BEGIN
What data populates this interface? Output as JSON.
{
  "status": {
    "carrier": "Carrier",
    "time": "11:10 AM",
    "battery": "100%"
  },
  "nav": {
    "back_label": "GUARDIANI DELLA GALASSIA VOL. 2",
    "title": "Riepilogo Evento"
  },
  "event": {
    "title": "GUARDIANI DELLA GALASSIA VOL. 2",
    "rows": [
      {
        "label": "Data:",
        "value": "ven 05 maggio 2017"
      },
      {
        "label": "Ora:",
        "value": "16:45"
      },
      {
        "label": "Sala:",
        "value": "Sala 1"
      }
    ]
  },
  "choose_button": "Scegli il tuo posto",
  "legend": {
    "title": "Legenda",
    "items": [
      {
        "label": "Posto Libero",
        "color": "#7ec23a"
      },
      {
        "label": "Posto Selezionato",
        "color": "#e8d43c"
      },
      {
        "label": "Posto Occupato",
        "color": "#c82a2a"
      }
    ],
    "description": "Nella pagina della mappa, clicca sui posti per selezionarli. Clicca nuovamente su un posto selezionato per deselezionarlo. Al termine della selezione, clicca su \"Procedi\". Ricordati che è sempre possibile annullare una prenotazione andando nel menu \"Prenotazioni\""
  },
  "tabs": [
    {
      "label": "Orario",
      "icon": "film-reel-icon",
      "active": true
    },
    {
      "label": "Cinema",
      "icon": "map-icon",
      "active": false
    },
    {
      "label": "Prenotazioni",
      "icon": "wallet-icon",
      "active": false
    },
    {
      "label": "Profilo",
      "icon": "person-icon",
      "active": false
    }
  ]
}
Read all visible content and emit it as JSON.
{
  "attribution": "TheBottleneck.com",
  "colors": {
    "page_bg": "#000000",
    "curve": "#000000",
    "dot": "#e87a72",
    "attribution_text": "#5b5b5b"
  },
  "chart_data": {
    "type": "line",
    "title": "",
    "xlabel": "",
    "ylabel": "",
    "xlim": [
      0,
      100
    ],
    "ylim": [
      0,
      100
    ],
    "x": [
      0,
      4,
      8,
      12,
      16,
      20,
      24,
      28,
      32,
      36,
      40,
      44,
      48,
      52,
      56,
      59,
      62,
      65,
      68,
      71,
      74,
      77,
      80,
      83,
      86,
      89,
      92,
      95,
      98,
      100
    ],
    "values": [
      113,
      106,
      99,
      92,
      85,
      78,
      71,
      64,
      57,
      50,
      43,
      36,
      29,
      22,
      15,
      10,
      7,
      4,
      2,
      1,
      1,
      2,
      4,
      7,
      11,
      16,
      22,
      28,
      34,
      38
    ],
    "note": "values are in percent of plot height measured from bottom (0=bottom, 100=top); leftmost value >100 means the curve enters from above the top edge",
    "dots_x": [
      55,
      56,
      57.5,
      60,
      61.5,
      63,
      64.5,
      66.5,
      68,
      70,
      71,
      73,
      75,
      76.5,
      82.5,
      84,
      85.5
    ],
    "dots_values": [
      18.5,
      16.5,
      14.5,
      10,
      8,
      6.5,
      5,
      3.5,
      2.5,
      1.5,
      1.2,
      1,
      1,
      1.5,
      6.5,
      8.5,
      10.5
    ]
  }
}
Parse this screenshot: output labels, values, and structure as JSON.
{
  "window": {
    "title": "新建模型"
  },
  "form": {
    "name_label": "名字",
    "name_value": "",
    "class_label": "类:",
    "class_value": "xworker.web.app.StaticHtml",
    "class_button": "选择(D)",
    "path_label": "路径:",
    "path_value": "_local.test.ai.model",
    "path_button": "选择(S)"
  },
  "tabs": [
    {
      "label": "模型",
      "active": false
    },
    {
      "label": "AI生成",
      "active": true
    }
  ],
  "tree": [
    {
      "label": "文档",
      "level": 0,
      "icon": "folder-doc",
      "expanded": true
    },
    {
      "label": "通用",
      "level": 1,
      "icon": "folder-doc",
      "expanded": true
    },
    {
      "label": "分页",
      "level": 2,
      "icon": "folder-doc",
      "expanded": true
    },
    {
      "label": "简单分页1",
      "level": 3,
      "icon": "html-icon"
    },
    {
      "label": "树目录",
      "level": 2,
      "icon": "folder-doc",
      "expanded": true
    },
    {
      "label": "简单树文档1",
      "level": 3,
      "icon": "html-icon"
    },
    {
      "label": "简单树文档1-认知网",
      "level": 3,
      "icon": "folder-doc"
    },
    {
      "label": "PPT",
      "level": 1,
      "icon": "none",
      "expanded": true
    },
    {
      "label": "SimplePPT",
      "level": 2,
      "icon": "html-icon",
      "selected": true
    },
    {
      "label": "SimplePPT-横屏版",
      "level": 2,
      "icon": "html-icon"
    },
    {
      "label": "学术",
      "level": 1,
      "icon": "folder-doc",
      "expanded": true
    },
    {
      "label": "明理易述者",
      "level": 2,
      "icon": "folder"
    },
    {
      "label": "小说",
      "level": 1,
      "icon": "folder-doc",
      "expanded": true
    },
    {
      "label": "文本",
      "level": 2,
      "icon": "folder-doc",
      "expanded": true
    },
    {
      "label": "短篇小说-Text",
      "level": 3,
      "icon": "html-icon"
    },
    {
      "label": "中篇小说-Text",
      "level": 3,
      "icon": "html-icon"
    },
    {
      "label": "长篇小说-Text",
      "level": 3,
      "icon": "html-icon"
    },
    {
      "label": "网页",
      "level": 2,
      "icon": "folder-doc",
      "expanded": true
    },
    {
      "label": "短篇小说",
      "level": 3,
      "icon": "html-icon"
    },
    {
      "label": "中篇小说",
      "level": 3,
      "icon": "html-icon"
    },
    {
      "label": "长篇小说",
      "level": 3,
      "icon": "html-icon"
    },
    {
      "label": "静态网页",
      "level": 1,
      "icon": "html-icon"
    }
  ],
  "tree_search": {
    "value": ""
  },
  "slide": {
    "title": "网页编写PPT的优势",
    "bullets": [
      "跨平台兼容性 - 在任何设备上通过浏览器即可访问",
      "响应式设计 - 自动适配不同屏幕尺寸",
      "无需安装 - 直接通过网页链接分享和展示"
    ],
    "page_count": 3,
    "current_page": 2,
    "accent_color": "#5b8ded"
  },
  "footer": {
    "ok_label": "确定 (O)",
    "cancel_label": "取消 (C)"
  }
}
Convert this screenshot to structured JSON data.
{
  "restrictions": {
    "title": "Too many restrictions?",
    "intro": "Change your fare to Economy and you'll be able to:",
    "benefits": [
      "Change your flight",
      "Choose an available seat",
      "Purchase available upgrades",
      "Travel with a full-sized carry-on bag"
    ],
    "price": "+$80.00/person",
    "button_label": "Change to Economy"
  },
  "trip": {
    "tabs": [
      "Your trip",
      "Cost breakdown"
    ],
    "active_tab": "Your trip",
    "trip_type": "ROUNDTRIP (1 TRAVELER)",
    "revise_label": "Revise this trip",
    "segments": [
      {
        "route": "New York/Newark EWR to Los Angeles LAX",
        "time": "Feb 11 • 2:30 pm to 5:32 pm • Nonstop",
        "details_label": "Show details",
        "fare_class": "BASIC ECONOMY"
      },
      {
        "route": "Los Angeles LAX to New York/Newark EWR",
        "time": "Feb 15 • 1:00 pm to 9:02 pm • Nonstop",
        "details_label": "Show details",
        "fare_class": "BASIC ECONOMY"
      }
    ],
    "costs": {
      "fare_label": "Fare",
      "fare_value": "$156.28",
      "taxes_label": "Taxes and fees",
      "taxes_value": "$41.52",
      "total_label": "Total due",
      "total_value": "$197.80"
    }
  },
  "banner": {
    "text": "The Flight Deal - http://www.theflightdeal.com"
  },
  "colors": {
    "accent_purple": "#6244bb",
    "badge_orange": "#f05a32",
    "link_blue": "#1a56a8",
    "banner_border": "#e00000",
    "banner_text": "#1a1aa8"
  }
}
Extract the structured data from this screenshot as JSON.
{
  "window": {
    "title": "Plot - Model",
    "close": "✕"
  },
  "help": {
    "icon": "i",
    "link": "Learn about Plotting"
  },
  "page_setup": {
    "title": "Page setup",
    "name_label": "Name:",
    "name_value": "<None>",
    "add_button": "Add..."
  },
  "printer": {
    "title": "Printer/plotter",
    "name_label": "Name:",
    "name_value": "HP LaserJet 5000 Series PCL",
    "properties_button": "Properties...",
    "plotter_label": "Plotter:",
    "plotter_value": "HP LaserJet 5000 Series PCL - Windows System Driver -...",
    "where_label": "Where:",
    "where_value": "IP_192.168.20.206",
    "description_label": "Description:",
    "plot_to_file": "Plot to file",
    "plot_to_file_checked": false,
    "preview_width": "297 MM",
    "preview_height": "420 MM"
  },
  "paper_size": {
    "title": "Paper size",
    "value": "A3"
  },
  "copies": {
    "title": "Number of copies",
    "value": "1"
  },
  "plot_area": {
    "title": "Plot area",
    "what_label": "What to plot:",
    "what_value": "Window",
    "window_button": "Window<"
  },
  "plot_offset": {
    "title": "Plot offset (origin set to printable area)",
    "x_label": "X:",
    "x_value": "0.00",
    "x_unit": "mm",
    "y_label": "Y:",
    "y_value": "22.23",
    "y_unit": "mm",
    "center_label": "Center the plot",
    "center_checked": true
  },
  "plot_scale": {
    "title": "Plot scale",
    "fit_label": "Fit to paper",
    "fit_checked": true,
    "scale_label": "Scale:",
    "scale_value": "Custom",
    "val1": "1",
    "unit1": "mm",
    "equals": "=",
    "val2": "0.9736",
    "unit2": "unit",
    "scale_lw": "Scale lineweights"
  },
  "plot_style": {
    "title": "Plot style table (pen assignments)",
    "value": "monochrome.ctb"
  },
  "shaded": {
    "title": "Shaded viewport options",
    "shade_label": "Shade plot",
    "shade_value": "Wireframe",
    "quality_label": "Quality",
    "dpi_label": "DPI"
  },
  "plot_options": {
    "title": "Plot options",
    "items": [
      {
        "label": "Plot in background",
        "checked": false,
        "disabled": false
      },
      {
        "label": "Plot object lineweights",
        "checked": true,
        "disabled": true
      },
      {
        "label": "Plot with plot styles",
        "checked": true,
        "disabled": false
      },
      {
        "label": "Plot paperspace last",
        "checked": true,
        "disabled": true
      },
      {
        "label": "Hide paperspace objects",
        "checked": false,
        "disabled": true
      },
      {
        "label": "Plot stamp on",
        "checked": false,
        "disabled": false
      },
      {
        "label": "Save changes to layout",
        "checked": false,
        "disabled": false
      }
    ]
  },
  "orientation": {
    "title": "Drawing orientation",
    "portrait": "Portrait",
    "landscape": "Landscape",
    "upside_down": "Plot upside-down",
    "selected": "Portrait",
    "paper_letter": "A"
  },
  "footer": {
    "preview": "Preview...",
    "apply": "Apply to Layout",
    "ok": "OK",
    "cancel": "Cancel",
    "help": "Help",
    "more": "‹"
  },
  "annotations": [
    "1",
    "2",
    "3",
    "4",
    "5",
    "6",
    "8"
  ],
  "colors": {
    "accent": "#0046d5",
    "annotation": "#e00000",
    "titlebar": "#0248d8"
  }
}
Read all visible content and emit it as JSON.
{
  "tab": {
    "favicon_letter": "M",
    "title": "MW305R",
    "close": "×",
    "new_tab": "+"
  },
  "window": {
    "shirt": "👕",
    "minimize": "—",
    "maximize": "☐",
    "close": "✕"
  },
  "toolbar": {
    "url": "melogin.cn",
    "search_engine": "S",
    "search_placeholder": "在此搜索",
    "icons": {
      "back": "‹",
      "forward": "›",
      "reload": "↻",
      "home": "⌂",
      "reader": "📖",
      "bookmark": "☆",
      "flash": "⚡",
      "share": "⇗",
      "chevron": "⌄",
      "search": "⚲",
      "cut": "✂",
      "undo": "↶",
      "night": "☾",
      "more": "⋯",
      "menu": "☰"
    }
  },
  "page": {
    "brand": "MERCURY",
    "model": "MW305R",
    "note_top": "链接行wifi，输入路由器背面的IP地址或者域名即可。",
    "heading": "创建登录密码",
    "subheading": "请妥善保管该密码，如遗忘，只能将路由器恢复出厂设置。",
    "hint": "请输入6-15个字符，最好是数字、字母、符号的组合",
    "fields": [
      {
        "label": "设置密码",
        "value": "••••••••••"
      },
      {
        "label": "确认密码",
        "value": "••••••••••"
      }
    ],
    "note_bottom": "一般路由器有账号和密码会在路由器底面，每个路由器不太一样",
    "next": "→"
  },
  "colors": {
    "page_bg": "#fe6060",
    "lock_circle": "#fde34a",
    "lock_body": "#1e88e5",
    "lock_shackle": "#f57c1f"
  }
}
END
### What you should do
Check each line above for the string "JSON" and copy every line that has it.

### Response to the exercise
What data populates this interface? Output as JSON.
Read all visible content and emit it as JSON.
Parse this screenshot: output labels, values, and structure as JSON.
Convert this screenshot to structured JSON data.
Extract the structured data from this screenshot as JSON.
Read all visible content and emit it as JSON.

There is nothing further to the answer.